The new proposal would extend that agreement from 2044 to 2054. It would also extend until 2066 OSEG’s annual $1 annual rent for the retail component of the site, which OSEG developed.
Goudie told OBJ that four new tenants are slated to take over vacant space in the next few months and Lansdowne’s retail component is 97 per cent leased. Still, he said 2020 has been a tough year for many retailers.
“With COVID, our retail tenants are struggling much like we are,” he said. “What we’ve tried to do is to be as flexible as we can, recognizing the hardships that they’re facing.”
In a report released this week, city staff noted that OSEG’s $106-million mortgage on the retail component is due to be refinanced in the next two years, putting the owners “at a very real risk of having default be their best business decision” – which would leave the city on the hook for millions of dollars in payments.
Staff argue that extending the partnership will give OSEG more time and flexibility to recover from the effects of the pandemic and find additional financial partners if necessary. At the same time, staffers say the city will be protected from covering any deficits for an additional decade.
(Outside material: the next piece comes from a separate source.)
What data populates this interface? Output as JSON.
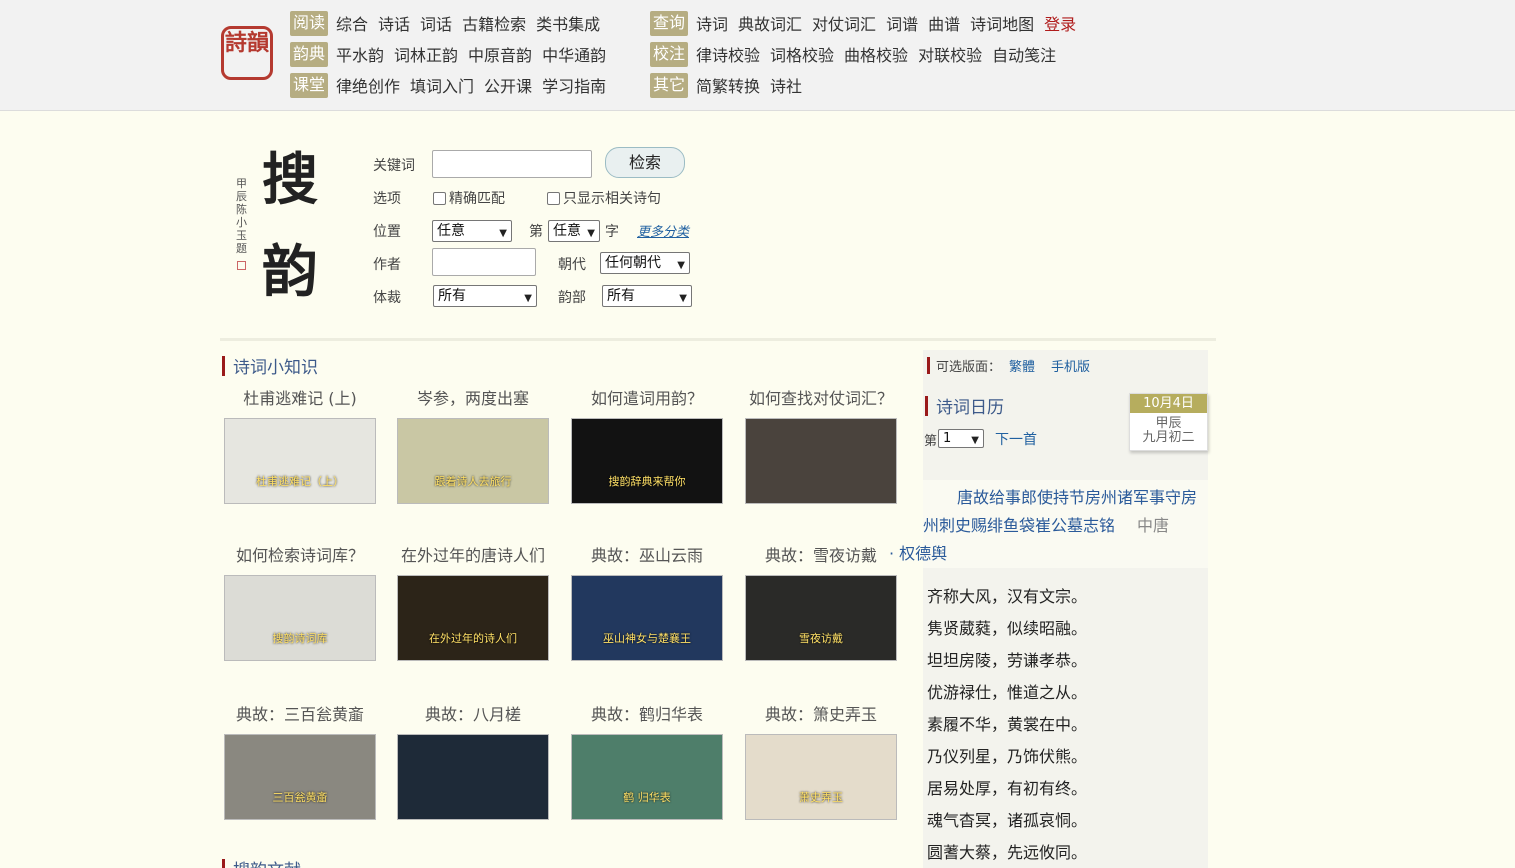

But Capital Coun. Shawn Menard, who represents the Glebe, said he’s not convinced the proposal would benefit taxpayers in the long run.
“There is no way to guarantee that the proposal will keep OSEG solvent for more than a year, and no contingencies for what happens should we find ourselves in this exact same situation in the near future,” he said in a statement.
Menard also questioned the timing of the report, noting the auditor general’s review of the Lansdowne agreement is set to be tabled at a committee meeting on Nov. 24 – just one day before council would consider a revamped deal with OSEG.
“The city report purports to represent the best way to help OSEG continue without any business case or consideration of other options for the public or councillors,” he said, calling it “a short-sighted stop-gap measure created out of panic and without sufficient reflection, which could turn into a long-term liability for Ottawa.”
Goudie, however, countered that OSEG’s owners have a deep attachment to the community and have no intention of abandoning the site.
“This partnership hasn’t been solvent since its inception,” he said. “It has persevered … on the backs of our partners’ investment. What we are proposing is to let that continue.
“The OSEG partners … could have chosen a path that says, ‘This isn’t in my best interest – emotionally, financially – and they could have chosen a different route. They haven’t chosen that route. I think that demonstrates their commitment to this project.”
The report also proposes a working group composed of representatives from OSEG and the city that would examine ways of boosting attendance at Lansdowne and generating more income from the property.
Goudie said OSEG is open to new ideas for enhancing the site that could include additional housing and other forms of intensification.
“Lansdowne is a regional asset, and I think to understand how Lansdowne can reach its potential, we should be reaching out to the region,” he said. “The city will run this process, but we are game to hear all of people's ideas and thoughts of Lansdowne should evolve into.”
The city's finance and economic development committee will consider the report on Nov. 12.